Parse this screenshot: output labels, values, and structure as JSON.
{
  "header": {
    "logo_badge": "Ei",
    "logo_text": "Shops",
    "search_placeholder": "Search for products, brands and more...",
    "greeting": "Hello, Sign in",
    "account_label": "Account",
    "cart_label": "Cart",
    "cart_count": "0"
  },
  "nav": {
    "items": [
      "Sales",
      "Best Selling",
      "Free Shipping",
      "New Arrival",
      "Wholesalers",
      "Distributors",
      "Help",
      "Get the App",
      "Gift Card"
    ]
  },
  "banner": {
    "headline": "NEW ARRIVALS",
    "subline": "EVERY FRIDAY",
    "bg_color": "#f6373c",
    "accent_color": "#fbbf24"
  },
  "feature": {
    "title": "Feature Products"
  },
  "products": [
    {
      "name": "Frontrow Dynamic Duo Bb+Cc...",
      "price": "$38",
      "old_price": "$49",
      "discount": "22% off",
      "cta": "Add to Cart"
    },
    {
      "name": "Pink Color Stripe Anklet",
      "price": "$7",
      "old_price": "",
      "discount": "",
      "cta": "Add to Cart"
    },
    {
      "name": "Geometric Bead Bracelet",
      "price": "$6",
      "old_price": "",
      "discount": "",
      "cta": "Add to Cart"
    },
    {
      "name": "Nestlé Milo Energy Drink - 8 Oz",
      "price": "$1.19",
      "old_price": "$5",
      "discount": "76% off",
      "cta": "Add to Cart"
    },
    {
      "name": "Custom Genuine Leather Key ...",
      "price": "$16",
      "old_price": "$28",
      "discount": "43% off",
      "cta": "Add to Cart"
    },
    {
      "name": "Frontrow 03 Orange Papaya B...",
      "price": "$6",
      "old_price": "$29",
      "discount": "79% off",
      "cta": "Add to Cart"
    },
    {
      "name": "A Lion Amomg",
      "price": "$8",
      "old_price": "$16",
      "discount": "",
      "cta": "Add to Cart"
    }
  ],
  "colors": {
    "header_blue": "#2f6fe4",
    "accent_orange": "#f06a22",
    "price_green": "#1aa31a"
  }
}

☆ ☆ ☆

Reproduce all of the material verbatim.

## TASK RESPONSE
Parse this screenshot: output labels, values, and structure as JSON.
{
  "header": {
    "logo_badge": "Ei",
    "logo_text": "Shops",
    "search_placeholder": "Search for products, brands and more...",
    "greeting": "Hello, Sign in",
    "account_label": "Account",
    "cart_label": "Cart",
    "cart_count": "0"
  },
  "nav": {
    "items": [
      "Sales",
      "Best Selling",
      "Free Shipping",
      "New Arrival",
      "Wholesalers",
      "Distributors",
      "Help",
      "Get the App",
      "Gift Card"
    ]
  },
  "banner": {
    "headline": "NEW ARRIVALS",
    "subline": "EVERY FRIDAY",
    "bg_color": "#f6373c",
    "accent_color": "#fbbf24"
  },
  "feature": {
    "title": "Feature Products"
  },
  "products": [
    {
      "name": "Frontrow Dynamic Duo Bb+Cc...",
      "price": "$38",
      "old_price": "$49",
      "discount": "22% off",
      "cta": "Add to Cart"
    },
    {
      "name": "Pink Color Stripe Anklet",
      "price": "$7",
      "old_price": "",
      "discount": "",
      "cta": "Add to Cart"
    },
    {
      "name": "Geometric Bead Bracelet",
      "price": "$6",
      "old_price": "",
      "discount": "",
      "cta": "Add to Cart"
    },
    {
      "name": "Nestlé Milo Energy Drink - 8 Oz",
      "price": "$1.19",
      "old_price": "$5",
      "discount": "76% off",
      "cta": "Add to Cart"
    },
    {
      "name": "Custom Genuine Leather Key ...",
      "price": "$16",
      "old_price": "$28",
      "discount": "43% off",
      "cta": "Add to Cart"
    },
    {
      "name": "Frontrow 03 Orange Papaya B...",
      "price": "$6",
      "old_price": "$29",
      "discount": "79% off",
      "cta": "Add to Cart"
    },
    {
      "name": "A Lion Amomg",
      "price": "$8",
      "old_price": "$16",
      "discount": "",
      "cta": "Add to Cart"
    }
  ],
  "colors": {
    "header_blue": "#2f6fe4",
    "accent_orange": "#f06a22",
    "price_green": "#1aa31a"
  }
}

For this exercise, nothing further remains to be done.